Component data from apps and pages:

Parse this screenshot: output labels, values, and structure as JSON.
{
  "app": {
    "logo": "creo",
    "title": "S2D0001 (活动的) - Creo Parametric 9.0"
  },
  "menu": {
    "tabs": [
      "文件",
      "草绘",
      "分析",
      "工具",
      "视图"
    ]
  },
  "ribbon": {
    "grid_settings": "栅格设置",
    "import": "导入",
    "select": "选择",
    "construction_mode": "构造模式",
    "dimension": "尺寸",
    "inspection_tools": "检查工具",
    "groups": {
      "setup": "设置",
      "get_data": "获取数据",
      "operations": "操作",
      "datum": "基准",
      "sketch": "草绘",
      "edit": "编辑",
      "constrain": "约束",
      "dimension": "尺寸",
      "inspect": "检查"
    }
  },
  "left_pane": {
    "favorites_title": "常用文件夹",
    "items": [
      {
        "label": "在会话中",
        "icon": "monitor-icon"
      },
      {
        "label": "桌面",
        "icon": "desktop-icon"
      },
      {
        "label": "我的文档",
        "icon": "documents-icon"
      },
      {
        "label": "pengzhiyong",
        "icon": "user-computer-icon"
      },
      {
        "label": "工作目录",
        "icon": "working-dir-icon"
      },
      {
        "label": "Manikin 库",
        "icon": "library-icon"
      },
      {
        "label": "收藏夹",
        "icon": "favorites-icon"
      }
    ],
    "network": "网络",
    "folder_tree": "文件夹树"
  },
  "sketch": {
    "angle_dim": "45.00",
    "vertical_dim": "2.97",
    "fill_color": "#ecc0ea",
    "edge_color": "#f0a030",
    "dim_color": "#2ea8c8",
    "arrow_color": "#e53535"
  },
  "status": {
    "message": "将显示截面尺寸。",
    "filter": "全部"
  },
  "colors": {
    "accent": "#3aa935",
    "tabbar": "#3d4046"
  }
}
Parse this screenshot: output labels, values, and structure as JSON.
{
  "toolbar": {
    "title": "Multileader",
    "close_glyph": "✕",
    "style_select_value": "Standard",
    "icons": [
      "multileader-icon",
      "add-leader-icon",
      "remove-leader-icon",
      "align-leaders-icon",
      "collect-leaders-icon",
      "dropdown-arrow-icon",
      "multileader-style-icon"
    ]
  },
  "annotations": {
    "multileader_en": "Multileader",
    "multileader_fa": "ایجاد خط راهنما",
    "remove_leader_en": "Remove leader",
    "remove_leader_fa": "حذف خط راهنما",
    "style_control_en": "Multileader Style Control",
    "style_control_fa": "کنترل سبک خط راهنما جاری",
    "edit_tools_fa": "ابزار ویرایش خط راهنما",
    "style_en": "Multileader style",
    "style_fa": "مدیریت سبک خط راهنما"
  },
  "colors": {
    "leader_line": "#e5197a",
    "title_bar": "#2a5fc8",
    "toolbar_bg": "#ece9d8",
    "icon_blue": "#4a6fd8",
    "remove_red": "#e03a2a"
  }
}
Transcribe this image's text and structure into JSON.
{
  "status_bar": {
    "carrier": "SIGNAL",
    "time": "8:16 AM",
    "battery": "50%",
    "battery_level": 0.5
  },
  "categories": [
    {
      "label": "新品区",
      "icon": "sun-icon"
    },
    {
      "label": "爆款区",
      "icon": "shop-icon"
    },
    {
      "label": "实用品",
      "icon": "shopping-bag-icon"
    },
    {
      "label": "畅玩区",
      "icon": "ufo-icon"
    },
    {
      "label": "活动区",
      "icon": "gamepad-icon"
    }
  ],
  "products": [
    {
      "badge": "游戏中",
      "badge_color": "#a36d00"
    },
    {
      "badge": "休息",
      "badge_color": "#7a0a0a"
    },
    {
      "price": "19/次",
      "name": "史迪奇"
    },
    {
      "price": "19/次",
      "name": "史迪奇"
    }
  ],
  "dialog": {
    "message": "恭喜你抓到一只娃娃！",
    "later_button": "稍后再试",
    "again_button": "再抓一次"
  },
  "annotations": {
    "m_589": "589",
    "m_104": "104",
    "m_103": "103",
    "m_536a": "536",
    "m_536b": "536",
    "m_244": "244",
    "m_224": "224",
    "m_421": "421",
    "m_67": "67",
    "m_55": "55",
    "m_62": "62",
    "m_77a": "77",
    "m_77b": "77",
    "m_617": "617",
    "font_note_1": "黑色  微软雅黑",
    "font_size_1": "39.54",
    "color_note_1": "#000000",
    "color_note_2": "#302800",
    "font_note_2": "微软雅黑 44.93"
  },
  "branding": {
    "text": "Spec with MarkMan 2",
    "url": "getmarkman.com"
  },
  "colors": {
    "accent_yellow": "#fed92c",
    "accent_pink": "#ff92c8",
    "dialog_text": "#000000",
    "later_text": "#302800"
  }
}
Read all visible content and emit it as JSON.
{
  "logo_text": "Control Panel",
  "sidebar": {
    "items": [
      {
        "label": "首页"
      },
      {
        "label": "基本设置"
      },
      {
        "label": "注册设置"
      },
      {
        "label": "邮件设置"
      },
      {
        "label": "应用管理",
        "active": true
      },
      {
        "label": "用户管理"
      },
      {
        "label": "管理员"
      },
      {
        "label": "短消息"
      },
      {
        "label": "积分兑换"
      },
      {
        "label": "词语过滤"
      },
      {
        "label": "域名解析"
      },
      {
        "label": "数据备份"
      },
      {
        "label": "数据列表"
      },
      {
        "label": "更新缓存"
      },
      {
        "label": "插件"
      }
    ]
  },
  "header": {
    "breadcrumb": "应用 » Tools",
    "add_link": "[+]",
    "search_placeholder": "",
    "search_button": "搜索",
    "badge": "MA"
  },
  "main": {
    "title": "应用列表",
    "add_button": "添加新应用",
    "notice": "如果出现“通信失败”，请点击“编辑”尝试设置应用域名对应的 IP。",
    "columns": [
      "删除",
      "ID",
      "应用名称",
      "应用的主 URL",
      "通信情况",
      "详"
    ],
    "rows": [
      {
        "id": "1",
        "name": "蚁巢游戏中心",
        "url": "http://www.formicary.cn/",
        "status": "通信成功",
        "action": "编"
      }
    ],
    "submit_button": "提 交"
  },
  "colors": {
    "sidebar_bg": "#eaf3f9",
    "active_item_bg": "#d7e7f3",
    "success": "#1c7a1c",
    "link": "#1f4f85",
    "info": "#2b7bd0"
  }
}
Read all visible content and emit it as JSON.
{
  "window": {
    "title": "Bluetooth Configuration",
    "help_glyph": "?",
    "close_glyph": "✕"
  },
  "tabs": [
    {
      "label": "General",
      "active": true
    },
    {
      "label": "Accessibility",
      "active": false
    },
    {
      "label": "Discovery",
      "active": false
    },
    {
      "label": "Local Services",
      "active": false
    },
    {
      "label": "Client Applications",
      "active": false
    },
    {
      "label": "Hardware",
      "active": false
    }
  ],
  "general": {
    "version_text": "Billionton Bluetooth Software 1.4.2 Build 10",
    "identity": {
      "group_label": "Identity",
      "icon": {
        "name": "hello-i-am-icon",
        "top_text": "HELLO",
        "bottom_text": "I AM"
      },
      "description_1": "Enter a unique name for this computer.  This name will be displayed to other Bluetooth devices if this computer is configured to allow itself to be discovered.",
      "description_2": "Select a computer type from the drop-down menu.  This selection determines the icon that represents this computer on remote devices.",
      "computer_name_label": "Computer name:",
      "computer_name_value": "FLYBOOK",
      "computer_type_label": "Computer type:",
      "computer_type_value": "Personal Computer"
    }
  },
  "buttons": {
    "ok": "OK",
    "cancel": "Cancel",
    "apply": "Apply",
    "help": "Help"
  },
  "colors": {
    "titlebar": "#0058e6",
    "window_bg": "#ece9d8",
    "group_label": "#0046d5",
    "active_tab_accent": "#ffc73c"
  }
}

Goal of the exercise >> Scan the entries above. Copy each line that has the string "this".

Response to the exercise >>
Parse this screenshot: output labels, values, and structure as JSON.
Parse this screenshot: output labels, values, and structure as JSON.
Transcribe this image's text and structure into JSON.
      "description_1": "Enter a unique name for this computer.  This name will be displayed to other Bluetooth devices if this computer is configured to allow itself to be discovered.",
      "description_2": "Select a computer type from the drop-down menu.  This selection determines the icon that represents this computer on remote devices.",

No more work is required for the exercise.